→ **WHAT NEEDS TO BE DONE**: Locate and copy each line in the data that contains the word "JSON".
↓
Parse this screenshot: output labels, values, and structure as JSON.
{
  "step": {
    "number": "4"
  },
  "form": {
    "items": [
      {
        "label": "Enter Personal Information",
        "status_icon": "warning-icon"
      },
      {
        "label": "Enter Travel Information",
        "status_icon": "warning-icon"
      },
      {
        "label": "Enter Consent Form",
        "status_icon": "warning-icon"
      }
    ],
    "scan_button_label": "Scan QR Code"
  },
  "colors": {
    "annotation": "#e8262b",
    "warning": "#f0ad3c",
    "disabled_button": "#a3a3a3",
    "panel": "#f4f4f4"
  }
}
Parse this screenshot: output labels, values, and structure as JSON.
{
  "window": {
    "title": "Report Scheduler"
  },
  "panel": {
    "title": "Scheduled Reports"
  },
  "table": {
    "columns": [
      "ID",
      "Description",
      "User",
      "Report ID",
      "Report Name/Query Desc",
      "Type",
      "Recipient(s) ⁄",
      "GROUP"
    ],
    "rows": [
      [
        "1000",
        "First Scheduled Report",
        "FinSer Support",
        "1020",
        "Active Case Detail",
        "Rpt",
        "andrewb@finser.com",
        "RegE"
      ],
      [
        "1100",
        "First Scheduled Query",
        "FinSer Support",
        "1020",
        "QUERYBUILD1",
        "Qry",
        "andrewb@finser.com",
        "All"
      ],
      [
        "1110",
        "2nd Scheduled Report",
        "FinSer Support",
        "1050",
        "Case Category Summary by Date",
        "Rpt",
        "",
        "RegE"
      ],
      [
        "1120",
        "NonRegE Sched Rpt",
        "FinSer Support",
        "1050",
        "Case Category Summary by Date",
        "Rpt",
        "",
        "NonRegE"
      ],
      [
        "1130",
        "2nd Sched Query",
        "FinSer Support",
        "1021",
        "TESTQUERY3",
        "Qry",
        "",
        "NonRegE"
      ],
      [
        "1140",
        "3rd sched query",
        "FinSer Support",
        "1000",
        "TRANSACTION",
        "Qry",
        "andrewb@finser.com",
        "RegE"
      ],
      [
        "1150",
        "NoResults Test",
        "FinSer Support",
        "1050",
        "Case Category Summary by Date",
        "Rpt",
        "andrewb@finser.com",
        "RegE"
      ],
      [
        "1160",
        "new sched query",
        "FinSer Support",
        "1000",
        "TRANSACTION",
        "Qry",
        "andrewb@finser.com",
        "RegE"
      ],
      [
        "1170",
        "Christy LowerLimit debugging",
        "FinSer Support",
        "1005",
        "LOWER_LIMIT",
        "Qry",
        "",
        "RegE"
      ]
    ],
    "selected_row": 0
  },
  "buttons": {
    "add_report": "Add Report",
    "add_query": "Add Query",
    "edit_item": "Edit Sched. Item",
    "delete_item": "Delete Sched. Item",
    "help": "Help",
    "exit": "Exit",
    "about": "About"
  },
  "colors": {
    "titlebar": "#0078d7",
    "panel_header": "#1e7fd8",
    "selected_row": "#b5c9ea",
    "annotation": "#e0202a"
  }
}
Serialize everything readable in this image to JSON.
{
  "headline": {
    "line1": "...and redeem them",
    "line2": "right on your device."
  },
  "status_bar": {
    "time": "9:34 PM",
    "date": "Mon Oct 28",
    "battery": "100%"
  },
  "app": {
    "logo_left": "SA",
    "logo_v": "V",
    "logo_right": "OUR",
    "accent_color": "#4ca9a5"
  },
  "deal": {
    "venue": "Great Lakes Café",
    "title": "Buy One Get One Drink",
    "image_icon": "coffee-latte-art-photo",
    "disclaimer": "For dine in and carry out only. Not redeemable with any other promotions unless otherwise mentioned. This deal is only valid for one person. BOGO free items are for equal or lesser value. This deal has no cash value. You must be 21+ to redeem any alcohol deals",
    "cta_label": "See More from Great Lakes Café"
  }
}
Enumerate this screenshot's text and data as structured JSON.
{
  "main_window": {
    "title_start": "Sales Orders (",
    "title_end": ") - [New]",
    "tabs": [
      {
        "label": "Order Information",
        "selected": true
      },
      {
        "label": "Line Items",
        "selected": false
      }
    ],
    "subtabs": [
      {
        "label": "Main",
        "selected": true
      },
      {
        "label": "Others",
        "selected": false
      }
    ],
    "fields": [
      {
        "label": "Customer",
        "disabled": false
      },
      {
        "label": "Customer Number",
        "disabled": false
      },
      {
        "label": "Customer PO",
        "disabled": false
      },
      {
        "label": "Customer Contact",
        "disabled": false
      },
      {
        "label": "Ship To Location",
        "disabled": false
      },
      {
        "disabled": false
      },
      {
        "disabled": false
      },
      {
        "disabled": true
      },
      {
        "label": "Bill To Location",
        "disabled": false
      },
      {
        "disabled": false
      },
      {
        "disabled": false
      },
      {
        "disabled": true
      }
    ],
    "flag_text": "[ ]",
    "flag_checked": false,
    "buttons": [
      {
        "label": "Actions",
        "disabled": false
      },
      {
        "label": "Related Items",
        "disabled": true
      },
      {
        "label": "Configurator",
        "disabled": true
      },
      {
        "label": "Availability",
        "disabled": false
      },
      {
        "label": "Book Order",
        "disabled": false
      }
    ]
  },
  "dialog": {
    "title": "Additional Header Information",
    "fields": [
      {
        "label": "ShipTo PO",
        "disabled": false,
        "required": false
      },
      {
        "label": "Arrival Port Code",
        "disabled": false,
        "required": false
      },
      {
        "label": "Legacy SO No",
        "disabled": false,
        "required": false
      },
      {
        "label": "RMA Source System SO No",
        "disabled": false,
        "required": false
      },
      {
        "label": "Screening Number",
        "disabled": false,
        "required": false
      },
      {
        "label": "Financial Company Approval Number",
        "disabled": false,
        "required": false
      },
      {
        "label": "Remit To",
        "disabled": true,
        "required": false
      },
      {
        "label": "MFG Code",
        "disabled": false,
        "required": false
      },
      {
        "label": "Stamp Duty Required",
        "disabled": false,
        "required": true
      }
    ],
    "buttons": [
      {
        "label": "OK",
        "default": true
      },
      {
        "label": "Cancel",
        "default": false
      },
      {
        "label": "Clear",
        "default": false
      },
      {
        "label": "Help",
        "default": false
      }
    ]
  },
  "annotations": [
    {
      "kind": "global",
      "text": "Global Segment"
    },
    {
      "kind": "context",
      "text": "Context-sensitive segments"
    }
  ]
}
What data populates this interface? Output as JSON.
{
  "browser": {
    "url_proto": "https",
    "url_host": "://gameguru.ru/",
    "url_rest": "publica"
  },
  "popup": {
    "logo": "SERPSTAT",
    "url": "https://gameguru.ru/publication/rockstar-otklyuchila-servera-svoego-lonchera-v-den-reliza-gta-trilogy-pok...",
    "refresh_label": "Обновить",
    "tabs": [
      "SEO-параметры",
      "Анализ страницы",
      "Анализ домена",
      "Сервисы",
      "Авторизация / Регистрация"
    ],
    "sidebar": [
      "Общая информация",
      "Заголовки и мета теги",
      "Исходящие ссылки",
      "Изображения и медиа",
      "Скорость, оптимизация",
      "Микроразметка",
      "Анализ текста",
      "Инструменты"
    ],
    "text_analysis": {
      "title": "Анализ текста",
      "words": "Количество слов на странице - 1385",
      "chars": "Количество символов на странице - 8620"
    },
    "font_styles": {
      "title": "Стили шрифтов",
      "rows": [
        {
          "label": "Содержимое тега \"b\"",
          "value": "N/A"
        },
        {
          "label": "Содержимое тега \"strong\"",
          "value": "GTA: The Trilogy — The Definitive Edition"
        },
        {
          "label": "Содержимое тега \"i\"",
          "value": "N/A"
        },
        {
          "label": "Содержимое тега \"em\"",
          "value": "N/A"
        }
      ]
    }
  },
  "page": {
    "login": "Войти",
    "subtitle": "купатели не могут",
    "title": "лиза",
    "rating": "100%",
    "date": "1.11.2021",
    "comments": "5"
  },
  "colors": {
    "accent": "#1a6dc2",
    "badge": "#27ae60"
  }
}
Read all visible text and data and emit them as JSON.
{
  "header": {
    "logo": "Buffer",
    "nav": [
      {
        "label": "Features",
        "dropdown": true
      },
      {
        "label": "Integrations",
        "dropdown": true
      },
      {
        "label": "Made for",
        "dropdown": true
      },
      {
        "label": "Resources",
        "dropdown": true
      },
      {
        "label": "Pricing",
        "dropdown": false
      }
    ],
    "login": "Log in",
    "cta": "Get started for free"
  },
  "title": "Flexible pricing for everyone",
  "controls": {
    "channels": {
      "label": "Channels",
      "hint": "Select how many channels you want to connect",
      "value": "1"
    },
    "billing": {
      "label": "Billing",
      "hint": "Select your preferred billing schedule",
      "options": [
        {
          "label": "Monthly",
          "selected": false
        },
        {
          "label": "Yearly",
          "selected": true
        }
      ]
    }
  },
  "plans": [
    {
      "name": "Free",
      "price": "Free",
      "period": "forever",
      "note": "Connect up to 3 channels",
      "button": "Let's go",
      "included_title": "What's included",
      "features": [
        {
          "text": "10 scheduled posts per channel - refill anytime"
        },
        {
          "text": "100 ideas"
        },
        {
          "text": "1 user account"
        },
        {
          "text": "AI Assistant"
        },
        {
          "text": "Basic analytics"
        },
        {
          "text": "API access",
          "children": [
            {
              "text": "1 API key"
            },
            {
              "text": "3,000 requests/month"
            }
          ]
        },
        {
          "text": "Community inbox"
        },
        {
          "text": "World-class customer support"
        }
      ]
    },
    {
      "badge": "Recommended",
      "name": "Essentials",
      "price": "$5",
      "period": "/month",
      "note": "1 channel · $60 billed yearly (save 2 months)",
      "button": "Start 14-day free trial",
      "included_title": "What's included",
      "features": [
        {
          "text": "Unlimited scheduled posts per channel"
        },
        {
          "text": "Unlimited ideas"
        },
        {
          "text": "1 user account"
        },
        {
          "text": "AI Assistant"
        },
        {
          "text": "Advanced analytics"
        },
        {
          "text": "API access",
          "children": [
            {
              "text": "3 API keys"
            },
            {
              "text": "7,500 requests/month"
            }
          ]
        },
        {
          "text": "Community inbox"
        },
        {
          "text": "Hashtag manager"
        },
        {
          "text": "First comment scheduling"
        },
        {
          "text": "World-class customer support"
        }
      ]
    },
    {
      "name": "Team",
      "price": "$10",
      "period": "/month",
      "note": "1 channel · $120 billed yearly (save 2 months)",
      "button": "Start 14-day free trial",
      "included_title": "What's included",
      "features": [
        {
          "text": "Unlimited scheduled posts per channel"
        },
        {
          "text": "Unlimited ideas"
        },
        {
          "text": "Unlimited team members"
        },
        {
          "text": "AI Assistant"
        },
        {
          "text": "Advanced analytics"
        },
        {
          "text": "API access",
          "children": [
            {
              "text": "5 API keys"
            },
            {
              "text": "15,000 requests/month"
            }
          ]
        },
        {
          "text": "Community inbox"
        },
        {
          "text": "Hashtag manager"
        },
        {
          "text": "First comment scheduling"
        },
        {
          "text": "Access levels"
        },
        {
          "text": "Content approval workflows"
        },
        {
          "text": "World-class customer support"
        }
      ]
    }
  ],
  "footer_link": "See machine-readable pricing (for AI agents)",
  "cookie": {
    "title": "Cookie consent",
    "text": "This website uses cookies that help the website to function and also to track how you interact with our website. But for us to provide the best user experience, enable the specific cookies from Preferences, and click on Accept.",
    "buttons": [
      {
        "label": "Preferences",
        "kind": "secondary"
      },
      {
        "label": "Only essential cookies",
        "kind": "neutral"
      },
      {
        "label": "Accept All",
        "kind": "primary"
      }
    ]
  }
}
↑
→ **EXERCISE ANSWER**:
Parse this screenshot: output labels, values, and structure as JSON.
Parse this screenshot: output labels, values, and structure as JSON.
Serialize everything readable in this image to JSON.
Enumerate this screenshot's text and data as structured JSON.
What data populates this interface? Output as JSON.
Read all visible text and data and emit them as JSON.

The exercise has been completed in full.